Our website is made possible by displaying online ads to our visitors.
Please consider supporting us by whitelisting our site.

‘Special Saints for Special People’ chronicles lives of saints with disabilities

First slide

Each Catholic has a favorite saint or two — someone who reminds them of themselves, or who they could be. Their virtuous lives provide a guide of how to survive life's trials while staying close to God. But growing up, Megan Gannon didn’t know of any saints who had experienced what she had. While saints have been known to miraculously cure the disabled, she didn’t know of any who were disabled.

“People with disabilities (aren’t) known for feeding the hungry, taking care of the sick or spreading the Good News,” said Gannon, a parishioner of St. Timothy Church in Chantilly. “More often than not, we are on the receiving end of others’ works of mercy. I never heard of anyone who had a disability, or multiple disabilities, and still achieved great things for the church and communities in which they lived.”

But as Gannon got older, she scoured the internet for saints with disabilities. What she found became the book, “Special Saints for Special People: Stories of Saints with Disabilities.”

Gannon, 45, has cerebral palsy. It’s a condition that impacts almost every aspect of her life. She has a severe speech impediment. She needs help eating and getting dressed. She uses a motorized wheelchair.

But she’s able to communicate using an eye gaze system — an infrared camera that tracks her pupils as she looks at the monitor. By holding her gaze on a key, she’s able to make selections. It’s helped her work as a webmaster and now at her current job working on a contract for Goddard Space Flight Center. It’s also how she wrote her book — a collection of saints with disabilities written for young readers and published by Twenty-Third Publications.

Some of the saints are familiar, such as St. Bernadette Soubirous, who had asthma, and St. Kateri Tekakwitha, who was left visually impaired and scarred after a bout of smallpox. Her nickname Tekakwitha literally means “she who bumps into things.”

Others are less well-known, such as St. Rene Goupil, a 17th-century French surgeon who became deaf in his young adulthood. Because of his disability, he had to leave the Jesuit seminary, but he still traveled with Jesuit missionaries to Canada to work as a doctor. He eventually was kidnapped and killed by the Iroquois and is remembered with the seven other North American martyrs every Oct. 19.

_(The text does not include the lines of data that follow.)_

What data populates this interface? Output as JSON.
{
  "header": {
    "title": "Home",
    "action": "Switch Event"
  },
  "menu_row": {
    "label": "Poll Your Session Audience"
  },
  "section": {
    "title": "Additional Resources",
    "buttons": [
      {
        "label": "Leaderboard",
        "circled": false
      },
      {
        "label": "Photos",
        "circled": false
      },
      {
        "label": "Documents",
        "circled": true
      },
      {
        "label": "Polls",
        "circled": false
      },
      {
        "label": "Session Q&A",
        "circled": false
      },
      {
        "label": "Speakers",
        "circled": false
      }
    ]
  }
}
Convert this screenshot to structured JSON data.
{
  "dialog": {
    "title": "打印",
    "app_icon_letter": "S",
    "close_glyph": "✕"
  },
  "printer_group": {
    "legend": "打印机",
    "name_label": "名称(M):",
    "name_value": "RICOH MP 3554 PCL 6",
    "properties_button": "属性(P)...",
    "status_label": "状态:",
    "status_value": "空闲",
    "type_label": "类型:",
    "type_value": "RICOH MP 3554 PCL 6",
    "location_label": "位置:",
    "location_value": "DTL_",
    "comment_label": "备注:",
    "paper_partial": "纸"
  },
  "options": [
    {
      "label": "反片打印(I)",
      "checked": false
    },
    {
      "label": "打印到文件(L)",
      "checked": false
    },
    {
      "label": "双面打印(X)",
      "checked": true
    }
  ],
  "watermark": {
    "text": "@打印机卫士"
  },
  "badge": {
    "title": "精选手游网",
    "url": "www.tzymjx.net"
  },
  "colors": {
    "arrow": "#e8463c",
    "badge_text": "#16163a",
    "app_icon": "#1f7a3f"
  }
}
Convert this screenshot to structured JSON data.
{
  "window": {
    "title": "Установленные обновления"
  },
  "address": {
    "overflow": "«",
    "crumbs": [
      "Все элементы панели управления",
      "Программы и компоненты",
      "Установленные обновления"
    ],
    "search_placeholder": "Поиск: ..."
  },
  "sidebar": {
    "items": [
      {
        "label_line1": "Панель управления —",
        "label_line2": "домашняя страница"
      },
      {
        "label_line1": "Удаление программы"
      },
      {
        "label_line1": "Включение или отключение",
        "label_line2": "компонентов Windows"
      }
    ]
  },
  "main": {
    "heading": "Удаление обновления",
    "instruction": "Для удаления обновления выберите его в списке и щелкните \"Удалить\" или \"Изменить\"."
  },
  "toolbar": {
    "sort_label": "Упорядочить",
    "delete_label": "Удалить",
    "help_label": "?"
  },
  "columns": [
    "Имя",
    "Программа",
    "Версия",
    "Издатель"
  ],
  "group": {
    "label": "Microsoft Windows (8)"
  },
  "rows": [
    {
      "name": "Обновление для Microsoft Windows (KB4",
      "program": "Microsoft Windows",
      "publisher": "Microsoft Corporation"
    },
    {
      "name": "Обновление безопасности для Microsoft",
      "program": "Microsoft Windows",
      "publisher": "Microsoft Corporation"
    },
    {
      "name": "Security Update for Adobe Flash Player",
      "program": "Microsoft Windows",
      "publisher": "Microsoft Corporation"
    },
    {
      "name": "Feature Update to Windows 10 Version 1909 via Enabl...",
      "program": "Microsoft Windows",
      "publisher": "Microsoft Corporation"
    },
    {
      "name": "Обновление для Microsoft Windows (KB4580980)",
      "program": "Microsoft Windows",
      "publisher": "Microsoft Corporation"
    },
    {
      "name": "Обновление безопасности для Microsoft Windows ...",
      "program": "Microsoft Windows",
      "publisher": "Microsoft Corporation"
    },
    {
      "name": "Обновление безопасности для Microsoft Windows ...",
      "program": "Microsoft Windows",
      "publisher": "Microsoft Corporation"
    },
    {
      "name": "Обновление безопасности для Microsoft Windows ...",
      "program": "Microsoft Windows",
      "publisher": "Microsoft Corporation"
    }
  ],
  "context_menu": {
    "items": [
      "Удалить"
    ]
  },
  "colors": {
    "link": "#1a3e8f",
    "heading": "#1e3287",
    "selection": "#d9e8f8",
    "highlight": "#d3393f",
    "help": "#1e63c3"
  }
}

Gannon most identifies with Blessed Herman of Reichenau, an 11th-century scholar with spina bifida, cerebral palsy and a cleft palate. As a boy he was sent to live with Benedictine monks, who treated him well and gave him a good education. When he was old enough, he became a monk too. Though he could hardly speak and had difficulty moving, he became an expert in several subjects, learned many languages and made musical instruments. He is credited with writing the hymn “Salve Regina,” or “Hail, Holy Queen.” 

In her book, Gannon notes he was known as Herman the Lame or Herman the Cripple. “People weren’t trying to be mean or disrespectful. At the time it was just the common way to refer to someone with a disability. Maybe it was a good thing, because people came to understand that even if someone had a disability, with God’s help and their own determination, almost anything was possible.”

She hopes the example of Blessed Herman and of the other saints she profiled will inspire people facing all kinds of challenges. “It's nice to know that there are saints to turn to that truly understand,” said Gannon. “I like knowing that we all can really make a difference.”

© Arlington Catholic Herald 2020